The task:
How many lines in these entries contain the string "text"? Reply with the number alone.

== == ==

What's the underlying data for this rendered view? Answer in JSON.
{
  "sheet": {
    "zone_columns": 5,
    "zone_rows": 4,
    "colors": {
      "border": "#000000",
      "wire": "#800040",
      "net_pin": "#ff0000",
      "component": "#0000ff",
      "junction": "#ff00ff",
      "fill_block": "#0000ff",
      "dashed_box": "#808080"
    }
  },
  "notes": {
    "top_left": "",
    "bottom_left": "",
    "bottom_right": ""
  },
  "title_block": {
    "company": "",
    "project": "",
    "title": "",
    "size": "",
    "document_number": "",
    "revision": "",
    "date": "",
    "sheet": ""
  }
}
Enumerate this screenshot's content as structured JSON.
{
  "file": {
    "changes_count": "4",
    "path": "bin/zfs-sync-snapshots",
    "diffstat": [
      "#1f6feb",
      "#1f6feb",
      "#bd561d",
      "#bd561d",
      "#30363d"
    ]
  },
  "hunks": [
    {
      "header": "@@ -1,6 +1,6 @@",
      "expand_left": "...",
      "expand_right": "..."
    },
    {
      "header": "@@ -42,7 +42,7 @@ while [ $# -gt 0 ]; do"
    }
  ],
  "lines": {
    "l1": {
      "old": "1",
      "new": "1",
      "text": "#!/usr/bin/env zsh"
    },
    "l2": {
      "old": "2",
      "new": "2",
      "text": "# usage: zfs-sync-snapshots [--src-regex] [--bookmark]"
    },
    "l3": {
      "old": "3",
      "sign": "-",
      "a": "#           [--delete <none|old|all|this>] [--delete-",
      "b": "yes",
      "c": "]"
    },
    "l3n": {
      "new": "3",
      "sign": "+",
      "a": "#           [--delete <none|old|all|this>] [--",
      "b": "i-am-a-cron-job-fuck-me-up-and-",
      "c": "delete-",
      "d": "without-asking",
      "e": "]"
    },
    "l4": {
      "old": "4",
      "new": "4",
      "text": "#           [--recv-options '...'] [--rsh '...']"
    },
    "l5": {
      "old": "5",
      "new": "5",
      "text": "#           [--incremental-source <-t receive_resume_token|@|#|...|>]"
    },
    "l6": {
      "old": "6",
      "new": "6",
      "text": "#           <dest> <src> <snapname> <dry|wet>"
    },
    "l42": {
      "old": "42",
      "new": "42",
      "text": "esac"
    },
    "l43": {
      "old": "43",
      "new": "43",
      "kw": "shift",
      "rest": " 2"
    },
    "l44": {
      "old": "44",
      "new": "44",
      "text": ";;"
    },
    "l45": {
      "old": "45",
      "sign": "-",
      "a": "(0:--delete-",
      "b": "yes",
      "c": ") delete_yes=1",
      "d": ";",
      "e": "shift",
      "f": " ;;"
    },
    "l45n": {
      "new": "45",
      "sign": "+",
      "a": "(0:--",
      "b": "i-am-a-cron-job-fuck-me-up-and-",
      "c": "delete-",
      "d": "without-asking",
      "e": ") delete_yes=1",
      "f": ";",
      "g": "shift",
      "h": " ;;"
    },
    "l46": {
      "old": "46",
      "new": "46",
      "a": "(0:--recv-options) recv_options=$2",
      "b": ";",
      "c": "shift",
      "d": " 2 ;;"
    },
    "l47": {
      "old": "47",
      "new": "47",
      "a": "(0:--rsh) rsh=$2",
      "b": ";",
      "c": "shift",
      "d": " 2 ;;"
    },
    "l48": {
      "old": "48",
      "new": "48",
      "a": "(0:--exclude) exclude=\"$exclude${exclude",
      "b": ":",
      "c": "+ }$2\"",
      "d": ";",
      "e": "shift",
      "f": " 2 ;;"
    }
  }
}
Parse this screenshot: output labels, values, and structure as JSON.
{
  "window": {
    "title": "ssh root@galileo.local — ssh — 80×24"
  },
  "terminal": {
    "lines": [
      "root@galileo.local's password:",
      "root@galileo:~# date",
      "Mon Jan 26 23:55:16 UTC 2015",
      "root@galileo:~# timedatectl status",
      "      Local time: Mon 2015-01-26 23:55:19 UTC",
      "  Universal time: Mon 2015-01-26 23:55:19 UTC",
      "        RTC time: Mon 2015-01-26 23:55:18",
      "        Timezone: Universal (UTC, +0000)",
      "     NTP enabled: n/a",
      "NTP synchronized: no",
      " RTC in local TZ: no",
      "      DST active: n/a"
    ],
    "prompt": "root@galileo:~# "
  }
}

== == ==

Response to this task:
7